Poll workers will not be allowed to take voting machines home for safekeeping in the days before the November presidential election because the practice known as "sleepovers" is an unacceptable security risk, the state elections chief said Tuesday.
Taking machines home makes it nearly impossible to keep track of what happens to a machine or memory card once it goes into the custody of a poll worker, Secretary of State Jennifer Brunner said.
The changes are meant to address actual security concerns — including the fear that machines could be tampered with — and national perceptions of Ohio's election system, which has come under fire in recent years, Brunner said.
"We want Ohio's voters and the rest of the nation to see that we have prepared a transparent process of transporting voting equipment, ballots and supplies," Brunner said in a statement.
Brunner was elected in 2006 with a promise to improve a system marred by scattered problems of long lines and poorly trained poll workers.
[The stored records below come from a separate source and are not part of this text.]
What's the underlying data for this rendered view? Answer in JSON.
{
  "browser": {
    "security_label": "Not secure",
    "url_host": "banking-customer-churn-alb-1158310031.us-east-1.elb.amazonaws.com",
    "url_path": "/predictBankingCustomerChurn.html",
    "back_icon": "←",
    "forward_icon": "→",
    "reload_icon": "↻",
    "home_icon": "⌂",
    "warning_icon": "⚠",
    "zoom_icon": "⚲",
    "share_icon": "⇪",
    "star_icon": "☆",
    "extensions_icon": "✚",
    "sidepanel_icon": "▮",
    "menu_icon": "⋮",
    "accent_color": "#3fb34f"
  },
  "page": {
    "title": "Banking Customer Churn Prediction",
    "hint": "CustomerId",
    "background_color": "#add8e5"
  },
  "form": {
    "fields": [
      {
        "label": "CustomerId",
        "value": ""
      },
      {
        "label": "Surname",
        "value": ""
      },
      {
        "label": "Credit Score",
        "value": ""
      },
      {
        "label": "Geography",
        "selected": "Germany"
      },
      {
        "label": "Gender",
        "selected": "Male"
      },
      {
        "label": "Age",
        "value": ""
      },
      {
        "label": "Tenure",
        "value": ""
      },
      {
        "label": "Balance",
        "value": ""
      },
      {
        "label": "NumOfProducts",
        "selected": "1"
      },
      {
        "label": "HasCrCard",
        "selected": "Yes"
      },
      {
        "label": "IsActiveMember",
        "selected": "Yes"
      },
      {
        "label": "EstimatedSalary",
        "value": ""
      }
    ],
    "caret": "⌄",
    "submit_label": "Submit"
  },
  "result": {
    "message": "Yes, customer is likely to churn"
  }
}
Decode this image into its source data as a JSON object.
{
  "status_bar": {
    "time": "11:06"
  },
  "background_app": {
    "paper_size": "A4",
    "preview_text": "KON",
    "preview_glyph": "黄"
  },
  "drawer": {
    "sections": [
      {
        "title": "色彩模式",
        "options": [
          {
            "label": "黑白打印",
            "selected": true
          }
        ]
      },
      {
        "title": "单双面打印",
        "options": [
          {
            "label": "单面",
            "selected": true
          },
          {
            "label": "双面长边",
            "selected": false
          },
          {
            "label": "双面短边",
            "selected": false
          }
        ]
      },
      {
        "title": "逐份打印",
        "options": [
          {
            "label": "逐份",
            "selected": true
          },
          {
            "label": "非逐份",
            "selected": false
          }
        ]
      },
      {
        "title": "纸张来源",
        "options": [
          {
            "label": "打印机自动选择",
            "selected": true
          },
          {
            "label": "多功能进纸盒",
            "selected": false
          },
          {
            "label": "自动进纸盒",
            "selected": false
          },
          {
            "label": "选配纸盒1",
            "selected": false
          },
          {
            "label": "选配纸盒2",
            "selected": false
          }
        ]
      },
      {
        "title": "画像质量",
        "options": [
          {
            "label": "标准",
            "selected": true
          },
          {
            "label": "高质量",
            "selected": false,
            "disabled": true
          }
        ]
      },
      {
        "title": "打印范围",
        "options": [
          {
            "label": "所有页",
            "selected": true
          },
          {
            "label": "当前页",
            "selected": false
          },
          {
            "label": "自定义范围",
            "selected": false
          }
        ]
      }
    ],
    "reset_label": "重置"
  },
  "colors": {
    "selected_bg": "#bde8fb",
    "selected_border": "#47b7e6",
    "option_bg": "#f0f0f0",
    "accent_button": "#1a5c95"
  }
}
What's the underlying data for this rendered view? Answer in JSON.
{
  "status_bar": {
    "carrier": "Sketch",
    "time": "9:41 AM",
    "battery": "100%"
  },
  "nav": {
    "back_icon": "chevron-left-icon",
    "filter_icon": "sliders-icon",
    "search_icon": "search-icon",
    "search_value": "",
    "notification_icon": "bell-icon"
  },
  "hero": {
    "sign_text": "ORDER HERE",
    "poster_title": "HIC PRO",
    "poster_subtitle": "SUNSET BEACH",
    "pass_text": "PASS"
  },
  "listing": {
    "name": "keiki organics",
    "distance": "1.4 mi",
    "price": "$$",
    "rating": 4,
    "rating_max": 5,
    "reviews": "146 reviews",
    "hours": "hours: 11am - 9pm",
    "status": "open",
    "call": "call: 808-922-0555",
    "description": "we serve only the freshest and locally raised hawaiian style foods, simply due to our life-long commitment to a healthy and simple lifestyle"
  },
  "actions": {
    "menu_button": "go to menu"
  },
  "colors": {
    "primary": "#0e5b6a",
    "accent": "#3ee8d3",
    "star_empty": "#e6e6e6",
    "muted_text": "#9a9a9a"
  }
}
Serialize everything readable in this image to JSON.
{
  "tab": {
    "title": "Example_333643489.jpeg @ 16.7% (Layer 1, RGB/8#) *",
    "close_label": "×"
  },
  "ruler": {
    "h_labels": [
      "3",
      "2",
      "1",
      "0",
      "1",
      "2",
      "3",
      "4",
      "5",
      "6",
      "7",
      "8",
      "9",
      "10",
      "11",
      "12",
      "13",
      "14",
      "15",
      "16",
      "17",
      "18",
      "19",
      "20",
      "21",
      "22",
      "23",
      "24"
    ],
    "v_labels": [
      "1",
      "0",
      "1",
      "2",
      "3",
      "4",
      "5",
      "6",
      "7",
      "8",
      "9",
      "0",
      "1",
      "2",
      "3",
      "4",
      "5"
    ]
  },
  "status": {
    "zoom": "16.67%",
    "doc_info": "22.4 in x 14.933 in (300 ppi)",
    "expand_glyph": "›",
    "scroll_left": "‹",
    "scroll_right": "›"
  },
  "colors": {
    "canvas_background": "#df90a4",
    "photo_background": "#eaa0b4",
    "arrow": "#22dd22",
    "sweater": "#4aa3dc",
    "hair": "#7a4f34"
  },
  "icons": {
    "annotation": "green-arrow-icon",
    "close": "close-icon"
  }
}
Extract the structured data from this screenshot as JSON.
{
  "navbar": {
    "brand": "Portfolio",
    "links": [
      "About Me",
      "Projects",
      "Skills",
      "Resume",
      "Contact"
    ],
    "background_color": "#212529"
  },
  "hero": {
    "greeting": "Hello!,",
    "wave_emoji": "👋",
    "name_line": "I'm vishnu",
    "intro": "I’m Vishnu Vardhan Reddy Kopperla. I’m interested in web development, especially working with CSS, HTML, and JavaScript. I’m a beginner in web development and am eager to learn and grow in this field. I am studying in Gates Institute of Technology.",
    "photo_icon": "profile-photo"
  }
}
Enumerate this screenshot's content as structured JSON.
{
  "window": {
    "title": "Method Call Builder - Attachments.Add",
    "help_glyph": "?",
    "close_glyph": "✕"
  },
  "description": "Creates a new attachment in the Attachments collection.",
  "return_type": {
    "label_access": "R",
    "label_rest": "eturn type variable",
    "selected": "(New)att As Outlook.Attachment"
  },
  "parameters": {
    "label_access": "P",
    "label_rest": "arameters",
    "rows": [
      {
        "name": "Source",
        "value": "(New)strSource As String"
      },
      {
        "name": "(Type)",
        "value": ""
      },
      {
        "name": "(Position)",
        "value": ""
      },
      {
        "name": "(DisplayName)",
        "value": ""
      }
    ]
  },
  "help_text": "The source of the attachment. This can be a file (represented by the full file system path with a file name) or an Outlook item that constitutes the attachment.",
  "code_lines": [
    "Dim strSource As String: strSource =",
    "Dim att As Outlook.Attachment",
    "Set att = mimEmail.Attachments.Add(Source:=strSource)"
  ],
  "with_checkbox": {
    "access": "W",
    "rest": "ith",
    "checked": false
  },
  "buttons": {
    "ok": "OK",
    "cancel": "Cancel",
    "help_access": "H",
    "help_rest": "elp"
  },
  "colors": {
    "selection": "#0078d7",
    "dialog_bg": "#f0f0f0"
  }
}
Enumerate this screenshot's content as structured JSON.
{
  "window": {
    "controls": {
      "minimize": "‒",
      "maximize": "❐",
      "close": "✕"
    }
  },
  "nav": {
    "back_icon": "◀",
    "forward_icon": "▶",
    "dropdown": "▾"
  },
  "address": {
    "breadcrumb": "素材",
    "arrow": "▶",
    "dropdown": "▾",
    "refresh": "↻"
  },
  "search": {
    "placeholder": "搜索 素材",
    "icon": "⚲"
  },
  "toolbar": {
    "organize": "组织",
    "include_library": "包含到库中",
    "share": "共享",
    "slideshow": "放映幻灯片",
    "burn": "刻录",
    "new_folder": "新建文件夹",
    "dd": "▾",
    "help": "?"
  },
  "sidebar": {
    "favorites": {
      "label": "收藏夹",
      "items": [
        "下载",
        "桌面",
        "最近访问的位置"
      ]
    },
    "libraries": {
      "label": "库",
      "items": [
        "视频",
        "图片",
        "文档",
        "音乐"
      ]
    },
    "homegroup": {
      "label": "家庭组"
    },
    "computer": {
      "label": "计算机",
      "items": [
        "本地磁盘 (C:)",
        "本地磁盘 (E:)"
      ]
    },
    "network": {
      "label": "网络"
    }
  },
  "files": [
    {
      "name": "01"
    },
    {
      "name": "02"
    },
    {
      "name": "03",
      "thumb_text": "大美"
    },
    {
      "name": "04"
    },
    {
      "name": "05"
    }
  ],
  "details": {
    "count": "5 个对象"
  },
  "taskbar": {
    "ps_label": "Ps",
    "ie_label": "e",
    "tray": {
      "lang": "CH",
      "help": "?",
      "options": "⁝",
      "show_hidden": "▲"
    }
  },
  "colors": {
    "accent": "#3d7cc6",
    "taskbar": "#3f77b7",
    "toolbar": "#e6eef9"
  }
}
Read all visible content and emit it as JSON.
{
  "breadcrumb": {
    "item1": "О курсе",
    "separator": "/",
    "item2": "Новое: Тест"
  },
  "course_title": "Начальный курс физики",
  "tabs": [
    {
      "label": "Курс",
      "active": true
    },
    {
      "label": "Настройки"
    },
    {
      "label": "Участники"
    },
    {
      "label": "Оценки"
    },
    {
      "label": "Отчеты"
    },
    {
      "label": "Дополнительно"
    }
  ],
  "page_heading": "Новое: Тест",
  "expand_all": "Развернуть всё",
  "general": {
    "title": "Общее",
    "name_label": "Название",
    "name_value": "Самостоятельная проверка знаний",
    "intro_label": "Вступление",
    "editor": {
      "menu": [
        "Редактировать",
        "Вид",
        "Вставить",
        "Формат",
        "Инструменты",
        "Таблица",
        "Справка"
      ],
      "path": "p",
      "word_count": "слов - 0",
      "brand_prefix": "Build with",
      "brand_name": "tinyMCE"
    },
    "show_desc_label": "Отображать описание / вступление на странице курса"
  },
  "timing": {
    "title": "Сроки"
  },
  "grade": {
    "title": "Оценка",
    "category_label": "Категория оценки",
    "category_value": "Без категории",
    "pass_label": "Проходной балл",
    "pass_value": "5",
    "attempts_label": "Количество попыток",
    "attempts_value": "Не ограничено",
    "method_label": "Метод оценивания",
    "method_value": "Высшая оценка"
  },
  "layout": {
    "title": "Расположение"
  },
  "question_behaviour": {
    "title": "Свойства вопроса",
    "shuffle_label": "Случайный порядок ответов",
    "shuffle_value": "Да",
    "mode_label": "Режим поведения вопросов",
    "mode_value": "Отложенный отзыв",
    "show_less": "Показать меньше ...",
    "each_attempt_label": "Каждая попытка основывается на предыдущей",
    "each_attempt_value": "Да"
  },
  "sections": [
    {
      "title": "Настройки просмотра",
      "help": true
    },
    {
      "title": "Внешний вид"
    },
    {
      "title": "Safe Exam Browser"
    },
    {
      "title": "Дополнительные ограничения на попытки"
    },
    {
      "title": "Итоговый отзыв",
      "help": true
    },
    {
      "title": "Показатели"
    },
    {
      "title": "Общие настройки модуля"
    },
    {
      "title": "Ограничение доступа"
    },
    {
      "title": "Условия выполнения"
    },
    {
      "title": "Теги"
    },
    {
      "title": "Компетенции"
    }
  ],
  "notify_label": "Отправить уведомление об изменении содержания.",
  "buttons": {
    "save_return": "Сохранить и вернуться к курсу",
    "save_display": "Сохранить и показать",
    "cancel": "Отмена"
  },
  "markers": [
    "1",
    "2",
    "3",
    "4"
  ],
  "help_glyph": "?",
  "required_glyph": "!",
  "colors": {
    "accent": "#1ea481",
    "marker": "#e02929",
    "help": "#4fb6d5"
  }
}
Twenty-four of Ohio's 88 counties have used sleepovers. Local election officials argued that the practice makes it easier to transport machines to polling sites. Otherwise, they would have to hire moving companies to distribute the machines at a cost of thousands of dollars.
Brunner said federal money will reimburse counties for the added cost, which she expects to be about $100,000 statewide. Elections officials also will be allowed to transport and store the machines at polling places ahead of time, provided the sites have fire protection equipment and other security measures.
Ohio uses voting machines made by Election Systems & Software, Hart Intercivic and Diebold unit Premier Election Solutions.
Counties may also set up regional storage locations where poll workers can pick up machines on the morning of Election Day and take them to polling locations.
Local officials, who have clashed with Brunner on a number of election procedure issues, were pleased that Brunner gave them the option of moving the equipment as they saw fit.
"She allowed for the counties to implement their own way of doing this," said Shannon Leininger, director of the Ashland County Board of Elections. The county has used sleepovers for both paper ballots and its 204 touch-screen voting machines.